§ Work required: All of the data must be output exactly, with every picture left out.

§ Records for the task:
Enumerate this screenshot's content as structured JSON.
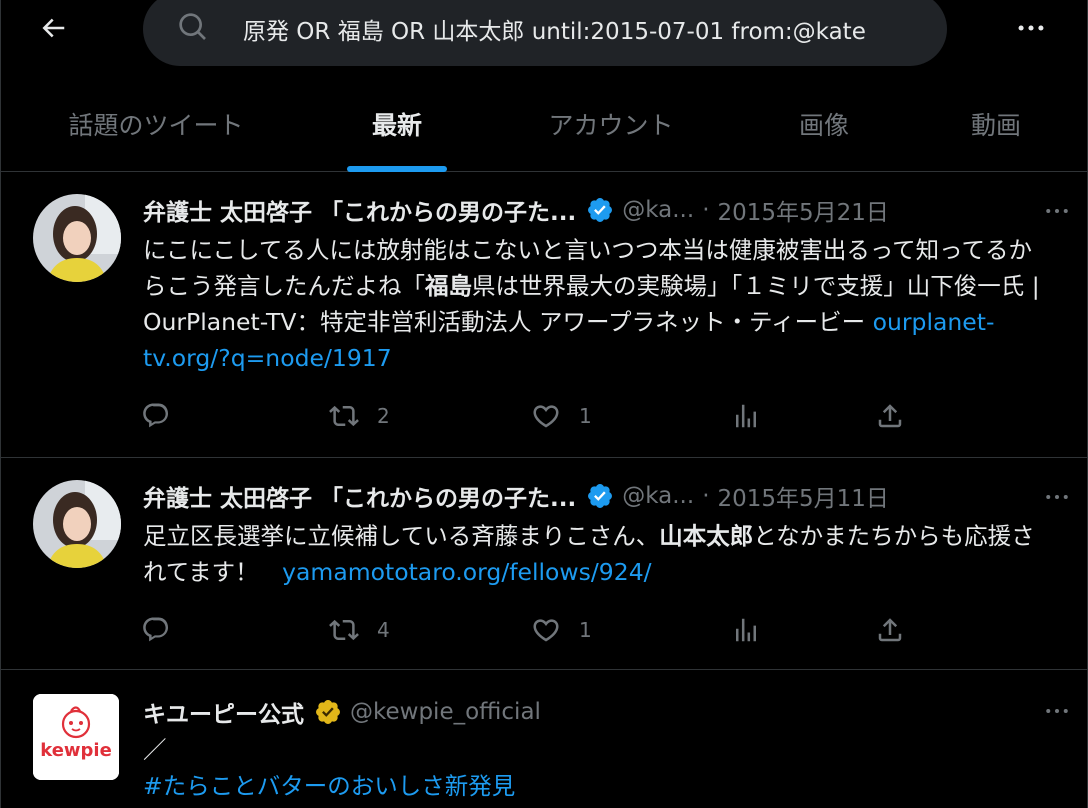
{
  "search": {
    "query": "原発 OR 福島 OR 山本太郎 until:2015-07-01 from:@kate"
  },
  "tabs": [
    {
      "label": "話題のツイート"
    },
    {
      "label": "最新"
    },
    {
      "label": "アカウント"
    },
    {
      "label": "画像"
    },
    {
      "label": "動画"
    }
  ],
  "tweets": [
    {
      "name": "弁護士 太田啓子 「これからの男の子た...",
      "handle": "@ka...",
      "sep": "·",
      "date": "2015年5月21日",
      "text_parts": [
        "にこにこしてる人には放射能はこないと言いつつ本当は健康被害出るって知ってるからこう発言したんだよね「",
        "福島",
        "県は世界最大の実験場」「１ミリで支援」山下俊一氏 | OurPlanet-TV：特定非営利活動法人 アワープラネット・ティービー "
      ],
      "link": "ourplanet-tv.org/?q=node/1917",
      "retweets": "2",
      "likes": "1"
    },
    {
      "name": "弁護士 太田啓子 「これからの男の子た...",
      "handle": "@ka...",
      "sep": "·",
      "date": "2015年5月11日",
      "text_parts": [
        "足立区長選挙に立候補している斉藤まりこさん、",
        "山本太郎",
        "となかまたちからも応援されてます！　"
      ],
      "link": "yamamototaro.org/fellows/924/",
      "retweets": "4",
      "likes": "1"
    },
    {
      "name": "キユーピー公式",
      "handle": "@kewpie_official",
      "line1": "／",
      "hashtag": "#たらことバターのおいしさ新発見",
      "logo_text": "kewpie"
    }
  ],
  "colors": {
    "accent": "#1d9bf0",
    "background": "#000000",
    "muted": "#71767b",
    "gold_badge": "#e2b719"
  }
}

§ Response below:
Enumerate this screenshot's content as structured JSON.
{
  "search": {
    "query": "原発 OR 福島 OR 山本太郎 until:2015-07-01 from:@kate"
  },
  "tabs": [
    {
      "label": "話題のツイート"
    },
    {
      "label": "最新"
    },
    {
      "label": "アカウント"
    },
    {
      "label": "画像"
    },
    {
      "label": "動画"
    }
  ],
  "tweets": [
    {
      "name": "弁護士 太田啓子 「これからの男の子た...",
      "handle": "@ka...",
      "sep": "·",
      "date": "2015年5月21日",
      "text_parts": [
        "にこにこしてる人には放射能はこないと言いつつ本当は健康被害出るって知ってるからこう発言したんだよね「",
        "福島",
        "県は世界最大の実験場」「１ミリで支援」山下俊一氏 | OurPlanet-TV：特定非営利活動法人 アワープラネット・ティービー "
      ],
      "link": "ourplanet-tv.org/?q=node/1917",
      "retweets": "2",
      "likes": "1"
    },
    {
      "name": "弁護士 太田啓子 「これからの男の子た...",
      "handle": "@ka...",
      "sep": "·",
      "date": "2015年5月11日",
      "text_parts": [
        "足立区長選挙に立候補している斉藤まりこさん、",
        "山本太郎",
        "となかまたちからも応援されてます！　"
      ],
      "link": "yamamototaro.org/fellows/924/",
      "retweets": "4",
      "likes": "1"
    },
    {
      "name": "キユーピー公式",
      "handle": "@kewpie_official",
      "line1": "／",
      "hashtag": "#たらことバターのおいしさ新発見",
      "logo_text": "kewpie"
    }
  ],
  "colors": {
    "accent": "#1d9bf0",
    "background": "#000000",
    "muted": "#71767b",
    "gold_badge": "#e2b719"
  }
}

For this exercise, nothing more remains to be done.